The last time my husband deployed to Afghanistan, I tossed some of his t-shirts into the laundry, just so it would feel like he was home when I folded the load. I’m one of three Americans who don’t drink coffee, but when he is deployed, I sometimes fire up the coffee maker. That way, the house smells like he is home.

One time, my five children and I made a red, white and blue paper chain with a Bible verse written on each link. It seemed like a good idea at the time, to hang it in the kitchen window and remove one link each day, counting down to his return. But after about day 56, I’d stand at the kitchen sink looking at that paper chain with less of a fond gaze and more of a defeated glare.

We just want our daddy.

When my husband’s father was serving a year in Vietnam, my mother-in-law tells the story of how my husband at age 3 would run out into the yard and shout up at the airplanes in the sky, “You bring my daddy back!”

Forty years later, his own daughter plays Daddy’s Coming Home. She runs to the front door and pretends to hug him. Our toddler once said, “When Daddy coming home? It taking wong.” Yes, it is taking long. And your weary mother is crawling to the finish line, in boot-camp-elbow-lurch style, as if to say, “Must. Warn. Others.”

People have asked me if it’s a challenging, delicate transition for our family when my husband comes home from a deployment. I respond, “Not at all. The transition consists of me falling at his feet in utter exhaustion, broken and humbled by his absence.”

The award for my least-favorite supportive comment from well-meaning civilians goes to, “It’s only 90 days? That’s not very long.” Has your husband ever gone away for more than three days? If not, just go back to cutting me off in traffic with those yellow support-our-troops magnets.

Army, Navy and Marine wives, you’re allowed to tell me 90 days isn’t long.

Skype and e-mail save my sanity. We’ve come a long way with technology because when my husband was deployed 20 years ago, he sent me a fax at work. I was tickled pink because normally, I’d wait three weeks. Then a pile of 12 letters would come in the mail, all in the same day.

I try to be grateful for the 15-minute morale phone calls, but they ought to be named something else entirely. The Defense Department, strangely enough, hasn’t asked for my input. I have a few suggestions if they ever do:

• At 15 minutes, I’m just getting warmed up.

• Stop toying with my emotions calls, or

• Children, it’s time to throw a 14-minute hissy fit.

As I gradually began to accept the raw unpleasantness of my military-wife reality, the thought finally conked me over the head that whenever my husband is off at war, so am I. We wives are fighting the battle of keeping the home front peaceful.

Our guys are highly trained for their jobs. They are forever getting qualified and re-qualified, pre-briefed and de-briefed. I mean these guys are ready for war.

Are we?

I’d say in the past I’ve simply reacted to the deployments and not very well. But war is no surprise to God. In Ephesians, He encourages us to put on full spiritual armor by staying tight with Him and reading His Word.

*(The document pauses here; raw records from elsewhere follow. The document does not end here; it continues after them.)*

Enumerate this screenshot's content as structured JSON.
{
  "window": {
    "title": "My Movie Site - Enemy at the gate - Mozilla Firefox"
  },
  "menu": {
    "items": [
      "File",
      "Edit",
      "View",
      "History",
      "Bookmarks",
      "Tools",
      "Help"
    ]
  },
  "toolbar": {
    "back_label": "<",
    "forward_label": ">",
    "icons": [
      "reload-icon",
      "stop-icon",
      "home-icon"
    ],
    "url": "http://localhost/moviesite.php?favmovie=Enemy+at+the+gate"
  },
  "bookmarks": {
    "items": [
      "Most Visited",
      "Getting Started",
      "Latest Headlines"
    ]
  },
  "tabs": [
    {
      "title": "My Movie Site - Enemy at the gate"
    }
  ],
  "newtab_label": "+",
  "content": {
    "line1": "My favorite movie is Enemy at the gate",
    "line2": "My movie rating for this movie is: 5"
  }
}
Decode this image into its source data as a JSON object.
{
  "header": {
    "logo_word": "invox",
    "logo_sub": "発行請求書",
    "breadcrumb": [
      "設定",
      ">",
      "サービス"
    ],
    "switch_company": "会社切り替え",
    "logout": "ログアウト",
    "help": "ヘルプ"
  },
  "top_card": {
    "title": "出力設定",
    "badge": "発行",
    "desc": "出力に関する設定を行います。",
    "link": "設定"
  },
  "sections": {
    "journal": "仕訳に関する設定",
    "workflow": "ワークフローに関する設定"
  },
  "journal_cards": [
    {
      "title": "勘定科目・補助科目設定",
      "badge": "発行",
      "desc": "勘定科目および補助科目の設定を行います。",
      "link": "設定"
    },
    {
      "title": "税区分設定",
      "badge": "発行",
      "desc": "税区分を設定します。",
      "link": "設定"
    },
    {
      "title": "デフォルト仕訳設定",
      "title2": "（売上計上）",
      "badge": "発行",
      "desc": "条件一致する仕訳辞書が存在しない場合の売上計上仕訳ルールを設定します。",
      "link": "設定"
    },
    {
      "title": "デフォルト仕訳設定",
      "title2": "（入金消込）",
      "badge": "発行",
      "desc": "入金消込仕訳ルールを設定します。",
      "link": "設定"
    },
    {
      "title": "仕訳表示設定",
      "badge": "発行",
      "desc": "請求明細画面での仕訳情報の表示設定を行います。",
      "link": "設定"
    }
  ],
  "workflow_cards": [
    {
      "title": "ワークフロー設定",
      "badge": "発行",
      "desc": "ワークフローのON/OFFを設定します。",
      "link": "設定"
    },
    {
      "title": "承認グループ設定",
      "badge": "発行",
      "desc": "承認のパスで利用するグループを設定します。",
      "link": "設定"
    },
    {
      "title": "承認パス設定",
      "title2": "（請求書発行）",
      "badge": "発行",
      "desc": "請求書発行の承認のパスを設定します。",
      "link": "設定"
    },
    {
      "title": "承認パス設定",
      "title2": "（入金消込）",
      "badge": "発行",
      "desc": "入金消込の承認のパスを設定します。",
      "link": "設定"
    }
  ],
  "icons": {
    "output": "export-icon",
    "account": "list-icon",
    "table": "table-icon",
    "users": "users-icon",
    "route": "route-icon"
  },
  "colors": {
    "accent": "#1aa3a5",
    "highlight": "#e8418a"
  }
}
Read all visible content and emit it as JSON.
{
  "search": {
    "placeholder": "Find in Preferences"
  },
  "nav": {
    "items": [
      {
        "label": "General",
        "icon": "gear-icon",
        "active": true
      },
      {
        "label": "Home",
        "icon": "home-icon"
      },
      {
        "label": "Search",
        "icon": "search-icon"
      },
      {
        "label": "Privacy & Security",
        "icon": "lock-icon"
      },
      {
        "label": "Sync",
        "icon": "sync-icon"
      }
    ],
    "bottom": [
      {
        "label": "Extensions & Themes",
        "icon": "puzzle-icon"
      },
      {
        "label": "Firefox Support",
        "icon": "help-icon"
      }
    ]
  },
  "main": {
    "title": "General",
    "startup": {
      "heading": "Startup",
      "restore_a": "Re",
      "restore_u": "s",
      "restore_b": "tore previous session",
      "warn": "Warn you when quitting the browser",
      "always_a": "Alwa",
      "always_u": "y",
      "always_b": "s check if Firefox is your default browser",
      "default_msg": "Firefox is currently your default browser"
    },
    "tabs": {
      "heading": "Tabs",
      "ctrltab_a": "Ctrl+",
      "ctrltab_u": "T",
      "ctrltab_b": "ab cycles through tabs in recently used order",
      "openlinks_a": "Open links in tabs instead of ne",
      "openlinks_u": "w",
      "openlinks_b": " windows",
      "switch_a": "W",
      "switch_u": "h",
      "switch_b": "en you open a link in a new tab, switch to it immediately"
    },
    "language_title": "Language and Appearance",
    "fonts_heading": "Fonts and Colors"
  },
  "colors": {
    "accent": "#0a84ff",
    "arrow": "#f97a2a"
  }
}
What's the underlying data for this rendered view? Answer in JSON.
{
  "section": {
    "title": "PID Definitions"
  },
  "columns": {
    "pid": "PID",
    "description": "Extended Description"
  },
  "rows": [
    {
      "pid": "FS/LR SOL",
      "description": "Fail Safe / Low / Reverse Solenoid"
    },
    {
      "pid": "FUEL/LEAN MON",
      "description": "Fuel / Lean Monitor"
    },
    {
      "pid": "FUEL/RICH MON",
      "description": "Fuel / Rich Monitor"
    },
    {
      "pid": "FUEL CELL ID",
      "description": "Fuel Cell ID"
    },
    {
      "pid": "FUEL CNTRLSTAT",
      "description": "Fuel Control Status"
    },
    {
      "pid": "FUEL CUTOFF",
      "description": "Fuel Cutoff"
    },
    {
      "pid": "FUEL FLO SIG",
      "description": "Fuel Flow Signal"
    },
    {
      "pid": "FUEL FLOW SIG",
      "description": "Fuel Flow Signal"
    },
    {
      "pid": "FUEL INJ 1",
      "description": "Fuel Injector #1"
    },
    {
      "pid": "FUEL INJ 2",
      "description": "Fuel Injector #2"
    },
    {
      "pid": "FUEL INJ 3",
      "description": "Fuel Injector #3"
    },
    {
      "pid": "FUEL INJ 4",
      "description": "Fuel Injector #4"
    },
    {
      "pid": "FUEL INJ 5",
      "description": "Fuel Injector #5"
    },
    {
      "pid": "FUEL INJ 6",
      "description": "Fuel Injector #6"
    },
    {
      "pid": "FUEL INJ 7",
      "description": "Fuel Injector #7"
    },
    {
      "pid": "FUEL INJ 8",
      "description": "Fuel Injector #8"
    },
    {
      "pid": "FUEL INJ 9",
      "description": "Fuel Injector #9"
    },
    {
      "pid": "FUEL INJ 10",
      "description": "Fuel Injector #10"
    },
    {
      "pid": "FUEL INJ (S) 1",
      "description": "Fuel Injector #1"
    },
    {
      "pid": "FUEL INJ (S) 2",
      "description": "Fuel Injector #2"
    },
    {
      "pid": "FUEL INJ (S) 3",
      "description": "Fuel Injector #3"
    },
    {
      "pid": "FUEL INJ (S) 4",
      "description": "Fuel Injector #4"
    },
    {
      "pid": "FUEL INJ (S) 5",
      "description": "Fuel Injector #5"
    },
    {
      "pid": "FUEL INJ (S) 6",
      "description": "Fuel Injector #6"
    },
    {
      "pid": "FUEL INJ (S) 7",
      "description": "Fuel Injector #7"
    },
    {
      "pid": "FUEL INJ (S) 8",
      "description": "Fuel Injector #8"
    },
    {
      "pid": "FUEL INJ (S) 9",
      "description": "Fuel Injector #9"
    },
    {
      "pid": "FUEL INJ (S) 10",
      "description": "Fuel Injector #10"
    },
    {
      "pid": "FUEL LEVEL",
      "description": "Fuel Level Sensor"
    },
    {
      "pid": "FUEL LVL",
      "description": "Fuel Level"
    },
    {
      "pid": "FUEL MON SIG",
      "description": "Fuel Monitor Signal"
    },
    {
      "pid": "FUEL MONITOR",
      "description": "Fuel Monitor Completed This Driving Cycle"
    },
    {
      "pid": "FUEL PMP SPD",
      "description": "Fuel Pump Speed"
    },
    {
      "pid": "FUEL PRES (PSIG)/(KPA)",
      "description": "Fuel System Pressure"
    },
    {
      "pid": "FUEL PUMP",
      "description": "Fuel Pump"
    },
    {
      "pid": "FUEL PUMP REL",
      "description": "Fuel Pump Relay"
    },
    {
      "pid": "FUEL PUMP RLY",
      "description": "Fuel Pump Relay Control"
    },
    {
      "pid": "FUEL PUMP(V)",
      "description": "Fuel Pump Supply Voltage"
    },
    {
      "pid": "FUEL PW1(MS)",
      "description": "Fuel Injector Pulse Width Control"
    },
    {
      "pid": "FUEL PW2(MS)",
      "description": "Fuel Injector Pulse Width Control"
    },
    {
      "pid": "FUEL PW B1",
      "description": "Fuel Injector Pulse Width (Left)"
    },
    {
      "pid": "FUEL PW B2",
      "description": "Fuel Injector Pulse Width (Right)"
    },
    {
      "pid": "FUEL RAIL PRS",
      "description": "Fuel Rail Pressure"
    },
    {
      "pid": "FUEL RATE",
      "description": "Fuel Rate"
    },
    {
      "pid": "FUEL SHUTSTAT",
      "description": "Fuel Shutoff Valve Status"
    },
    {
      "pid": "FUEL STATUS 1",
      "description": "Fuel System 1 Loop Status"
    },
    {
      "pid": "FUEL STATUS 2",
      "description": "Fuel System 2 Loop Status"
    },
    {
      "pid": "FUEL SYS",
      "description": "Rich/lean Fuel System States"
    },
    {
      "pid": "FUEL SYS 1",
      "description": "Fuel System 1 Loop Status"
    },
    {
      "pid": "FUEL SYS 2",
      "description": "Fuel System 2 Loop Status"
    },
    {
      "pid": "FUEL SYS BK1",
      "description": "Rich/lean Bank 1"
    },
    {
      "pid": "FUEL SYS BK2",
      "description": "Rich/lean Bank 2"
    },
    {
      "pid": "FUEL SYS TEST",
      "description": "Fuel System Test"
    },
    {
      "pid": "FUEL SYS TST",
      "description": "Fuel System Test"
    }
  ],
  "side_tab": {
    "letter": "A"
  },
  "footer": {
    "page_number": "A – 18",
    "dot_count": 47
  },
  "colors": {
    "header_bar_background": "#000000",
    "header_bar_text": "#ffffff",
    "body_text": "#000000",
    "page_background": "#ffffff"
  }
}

My eyebrows went six different directions in amazement when I first noticed a passage in Isaiah that says, “God is thy husband.” I’ve taken that one to heart. I run to God when I wish I could be with my husband. I talk to the Lord when I’m lonely.

We are among the elite women like the ones in the Old Testament whose husbands were away fighting valiantly during all those wars that never seemed to have an end. It’s an honorable job we have, to be supportive of our husbands.

If every military wife gave up today, the stress would get to every service member, and our nation’s military would collapse. Right now. Today. So hold your head high, dear military wife. Stay strong for your husband because you’re his special everything. More than that, you are keeping America together.

[This column was published in the June 2014 issue of National Guard Magazine. Jennifer Houlihan’s husband flies C-130s for the Air National Guard. Find her at Triumphant Chicks or on Twitter @HoulihanJenn.]